[[ Data, beginning ]]

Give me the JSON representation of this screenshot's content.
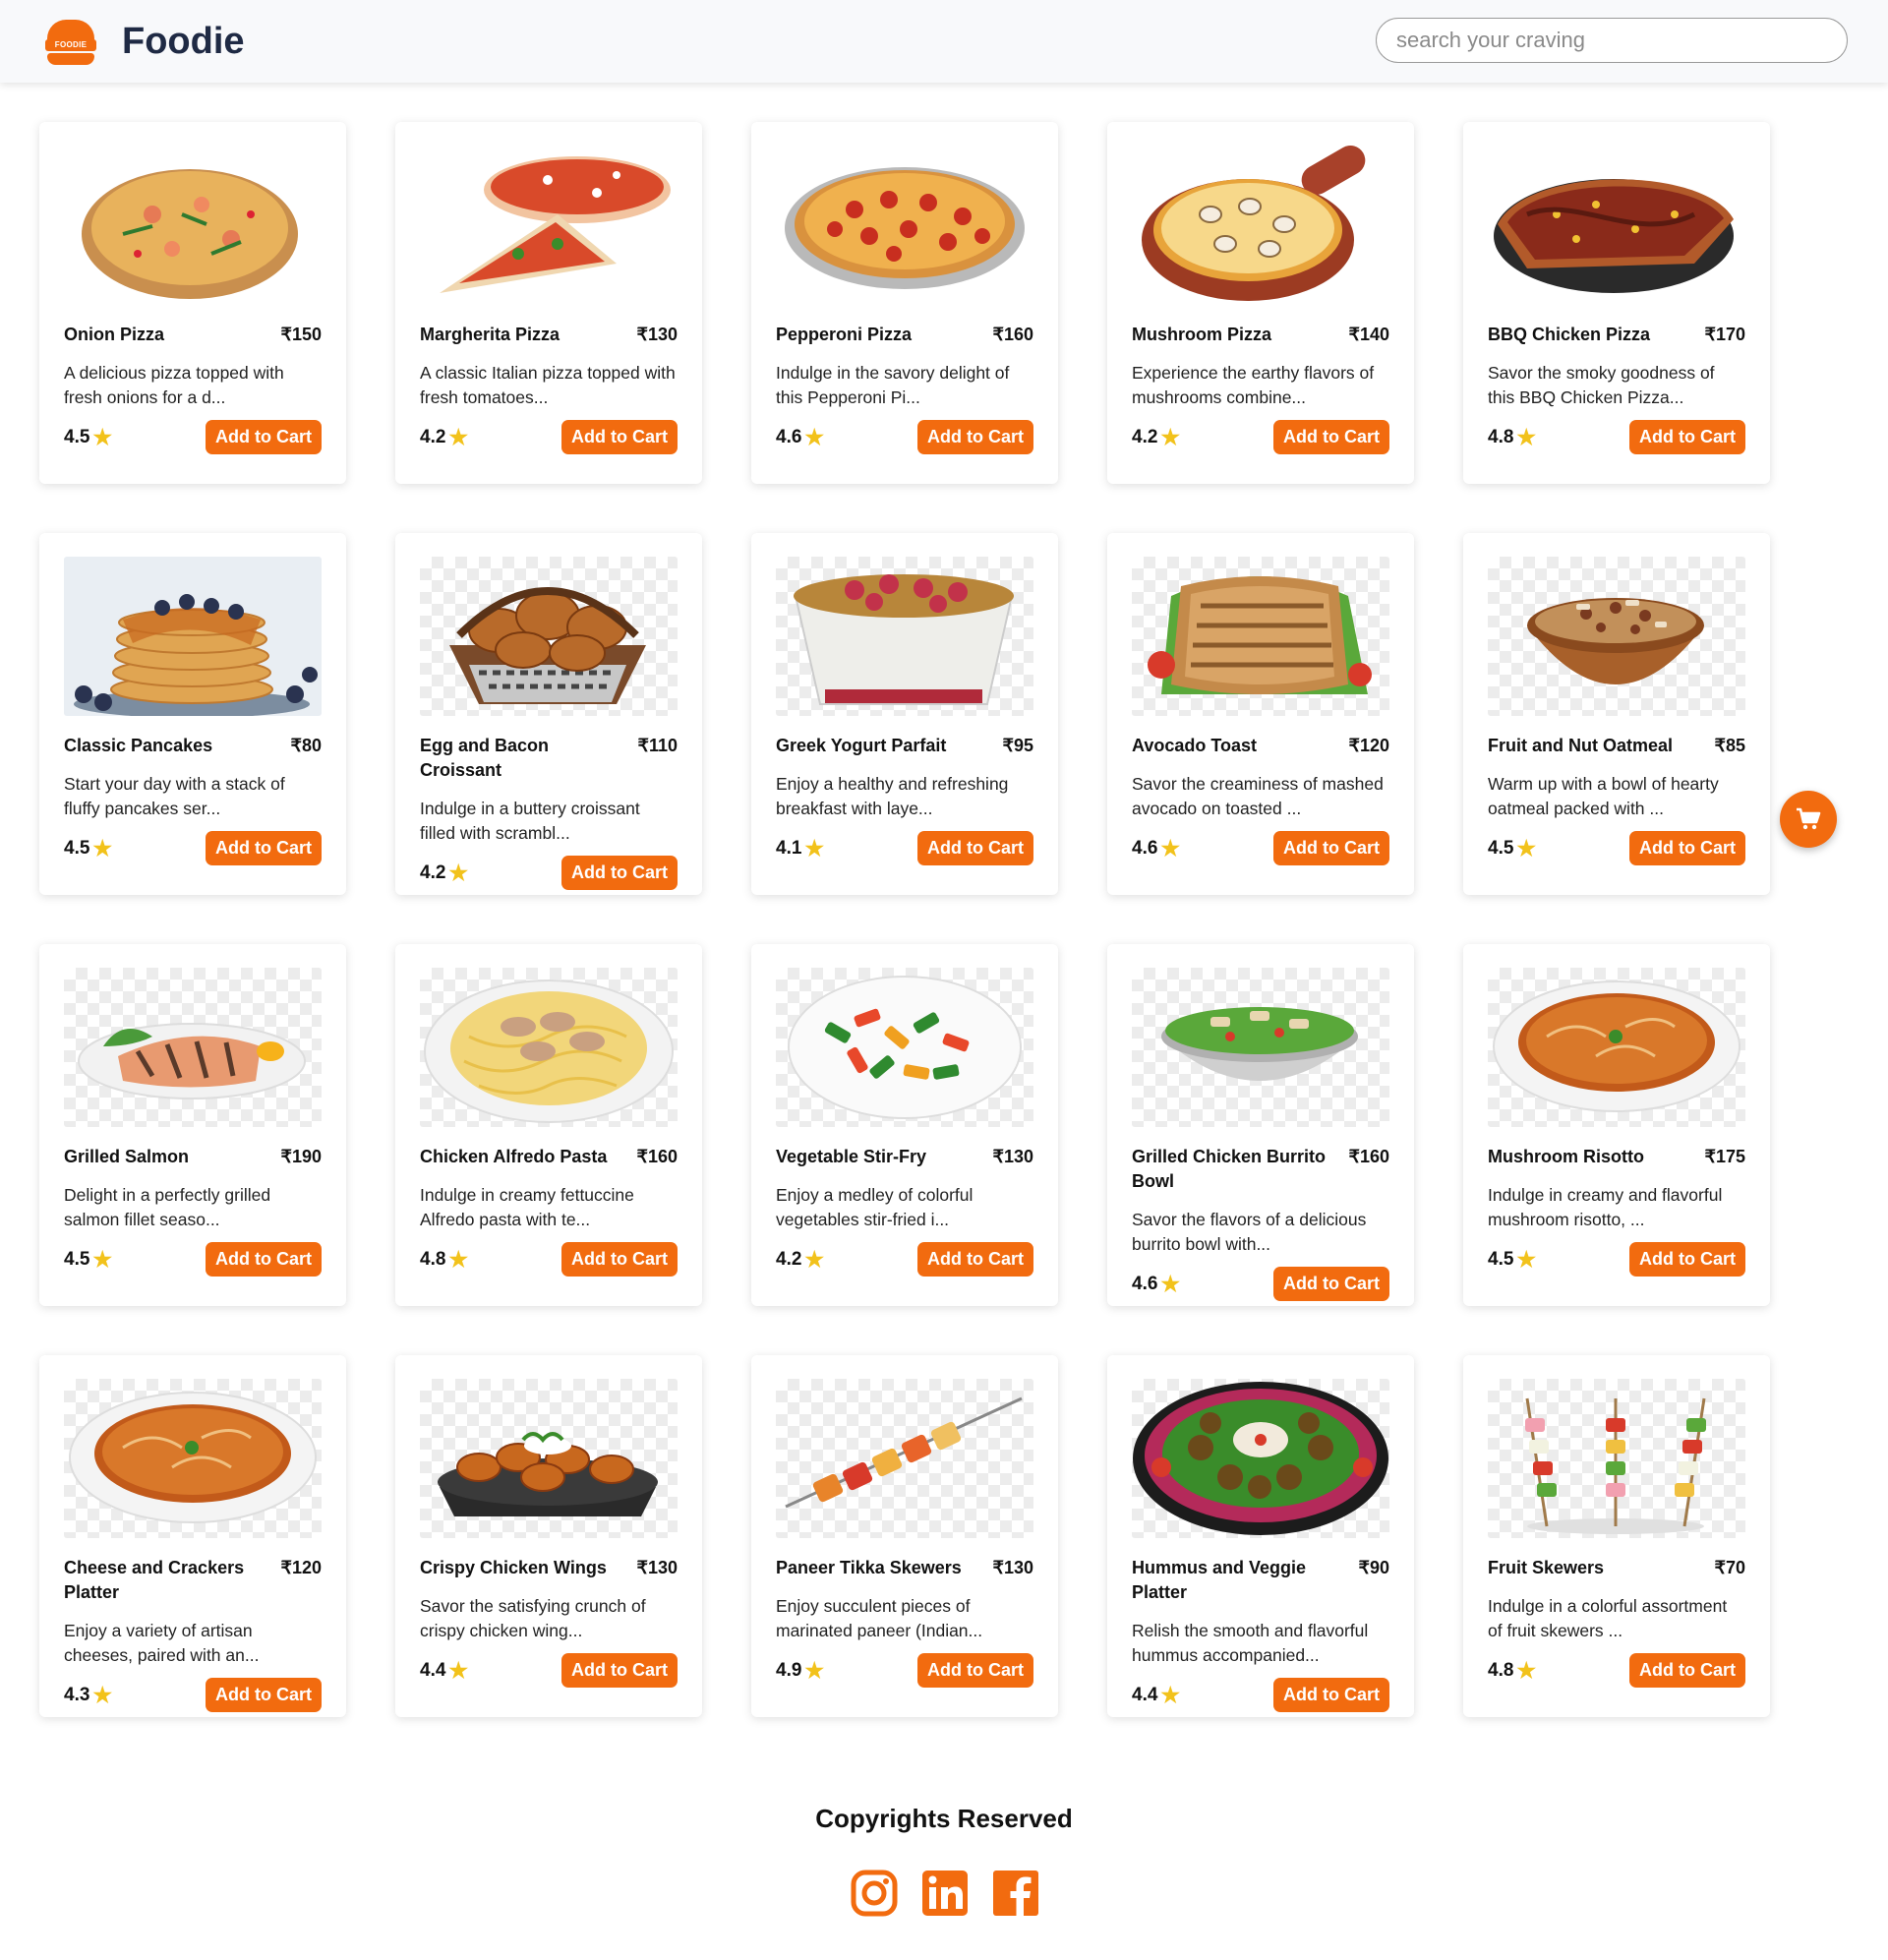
{
  "header": {
    "brand": "Foodie",
    "logo_text": "FOODIE",
    "search_placeholder": "search your craving"
  },
  "items": [
    {
      "name": "Onion Pizza",
      "price": "₹150",
      "desc": "A delicious pizza topped with fresh onions for a d...",
      "rating": "4.5",
      "cta": "Add to Cart",
      "image": "pizza-seafood",
      "bg": "plain"
    },
    {
      "name": "Margherita Pizza",
      "price": "₹130",
      "desc": "A classic Italian pizza topped with fresh tomatoes...",
      "rating": "4.2",
      "cta": "Add to Cart",
      "image": "pizza-margherita",
      "bg": "plain"
    },
    {
      "name": "Pepperoni Pizza",
      "price": "₹160",
      "desc": "Indulge in the savory delight of this Pepperoni Pi...",
      "rating": "4.6",
      "cta": "Add to Cart",
      "image": "pizza-pepperoni",
      "bg": "plain"
    },
    {
      "name": "Mushroom Pizza",
      "price": "₹140",
      "desc": "Experience the earthy flavors of mushrooms combine...",
      "rating": "4.2",
      "cta": "Add to Cart",
      "image": "pizza-mushroom",
      "bg": "plain"
    },
    {
      "name": "BBQ Chicken Pizza",
      "price": "₹170",
      "desc": "Savor the smoky goodness of this BBQ Chicken Pizza...",
      "rating": "4.8",
      "cta": "Add to Cart",
      "image": "pizza-bbq",
      "bg": "plain"
    },
    {
      "name": "Classic Pancakes",
      "price": "₹80",
      "desc": "Start your day with a stack of fluffy pancakes ser...",
      "rating": "4.5",
      "cta": "Add to Cart",
      "image": "pancakes",
      "bg": "plain"
    },
    {
      "name": "Egg and Bacon Croissant",
      "price": "₹110",
      "desc": "Indulge in a buttery croissant filled with scrambl...",
      "rating": "4.2",
      "cta": "Add to Cart",
      "image": "croissant-basket",
      "bg": "checker"
    },
    {
      "name": "Greek Yogurt Parfait",
      "price": "₹95",
      "desc": "Enjoy a healthy and refreshing breakfast with laye...",
      "rating": "4.1",
      "cta": "Add to Cart",
      "image": "yogurt-parfait",
      "bg": "checker"
    },
    {
      "name": "Avocado Toast",
      "price": "₹120",
      "desc": "Savor the creaminess of mashed avocado on toasted ...",
      "rating": "4.6",
      "cta": "Add to Cart",
      "image": "toast",
      "bg": "checker"
    },
    {
      "name": "Fruit and Nut Oatmeal",
      "price": "₹85",
      "desc": "Warm up with a bowl of hearty oatmeal packed with ...",
      "rating": "4.5",
      "cta": "Add to Cart",
      "image": "oatmeal-bowl",
      "bg": "checker"
    },
    {
      "name": "Grilled Salmon",
      "price": "₹190",
      "desc": "Delight in a perfectly grilled salmon fillet seaso...",
      "rating": "4.5",
      "cta": "Add to Cart",
      "image": "salmon-plate",
      "bg": "checker"
    },
    {
      "name": "Chicken Alfredo Pasta",
      "price": "₹160",
      "desc": "Indulge in creamy fettuccine Alfredo pasta with te...",
      "rating": "4.8",
      "cta": "Add to Cart",
      "image": "alfredo-pasta",
      "bg": "checker"
    },
    {
      "name": "Vegetable Stir-Fry",
      "price": "₹130",
      "desc": "Enjoy a medley of colorful vegetables stir-fried i...",
      "rating": "4.2",
      "cta": "Add to Cart",
      "image": "stir-fry",
      "bg": "checker"
    },
    {
      "name": "Grilled Chicken Burrito Bowl",
      "price": "₹160",
      "desc": "Savor the flavors of a delicious burrito bowl with...",
      "rating": "4.6",
      "cta": "Add to Cart",
      "image": "burrito-bowl",
      "bg": "checker"
    },
    {
      "name": "Mushroom Risotto",
      "price": "₹175",
      "desc": "Indulge in creamy and flavorful mushroom risotto, ...",
      "rating": "4.5",
      "cta": "Add to Cart",
      "image": "soup-bowl",
      "bg": "checker"
    },
    {
      "name": "Cheese and Crackers Platter",
      "price": "₹120",
      "desc": "Enjoy a variety of artisan cheeses, paired with an...",
      "rating": "4.3",
      "cta": "Add to Cart",
      "image": "soup-bowl",
      "bg": "checker"
    },
    {
      "name": "Crispy Chicken Wings",
      "price": "₹130",
      "desc": "Savor the satisfying crunch of crispy chicken wing...",
      "rating": "4.4",
      "cta": "Add to Cart",
      "image": "wings-tray",
      "bg": "checker"
    },
    {
      "name": "Paneer Tikka Skewers",
      "price": "₹130",
      "desc": "Enjoy succulent pieces of marinated paneer (Indian...",
      "rating": "4.9",
      "cta": "Add to Cart",
      "image": "tikka-skewer",
      "bg": "checker"
    },
    {
      "name": "Hummus and Veggie Platter",
      "price": "₹90",
      "desc": "Relish the smooth and flavorful hummus accompanied...",
      "rating": "4.4",
      "cta": "Add to Cart",
      "image": "hummus-platter",
      "bg": "checker"
    },
    {
      "name": "Fruit Skewers",
      "price": "₹70",
      "desc": "Indulge in a colorful assortment of fruit skewers ...",
      "rating": "4.8",
      "cta": "Add to Cart",
      "image": "fruit-skewers",
      "bg": "checker"
    }
  ],
  "footer": {
    "title": "Copyrights Reserved",
    "socials": [
      "instagram-icon",
      "linkedin-icon",
      "facebook-icon"
    ]
  },
  "floating_cart": {
    "icon": "cart-icon"
  },
  "colors": {
    "accent": "#f26b0f",
    "star": "#f2c21b",
    "brand_text": "#1f2a44"
  }
}
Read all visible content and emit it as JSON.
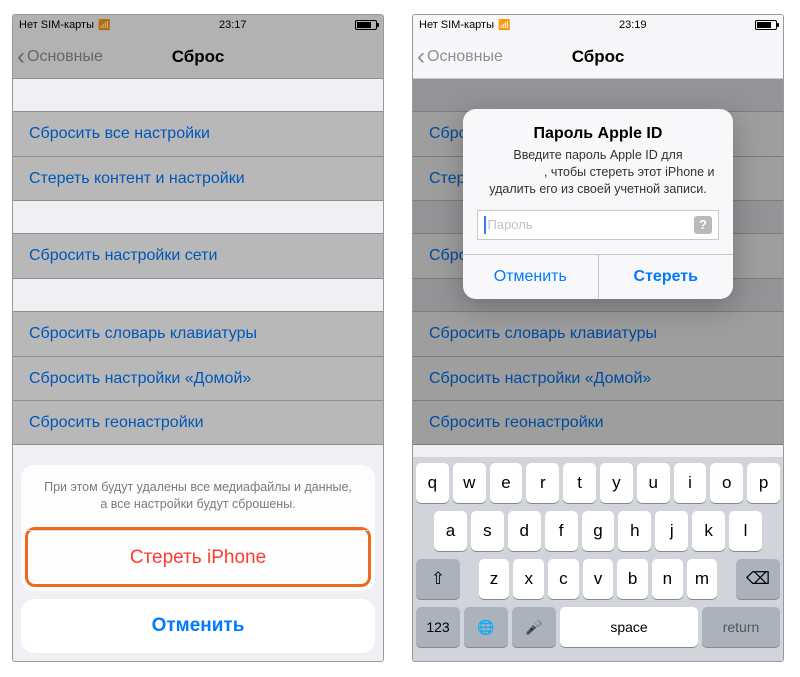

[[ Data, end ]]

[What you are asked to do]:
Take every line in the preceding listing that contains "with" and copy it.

[Answer]:
      "desc": "A delicious pizza topped with fresh onions for a d...",
      "desc": "A classic Italian pizza topped with fresh tomatoes...",
      "desc": "Start your day with a stack of fluffy pancakes ser...",
      "desc": "Indulge in a buttery croissant filled with scrambl...",
      "desc": "Enjoy a healthy and refreshing breakfast with laye...",
      "desc": "Warm up with a bowl of hearty oatmeal packed with ...",
      "desc": "Indulge in creamy fettuccine Alfredo pasta with te...",
      "desc": "Savor the flavors of a delicious burrito bowl with...",
      "desc": "Enjoy a variety of artisan cheeses, paired with an...",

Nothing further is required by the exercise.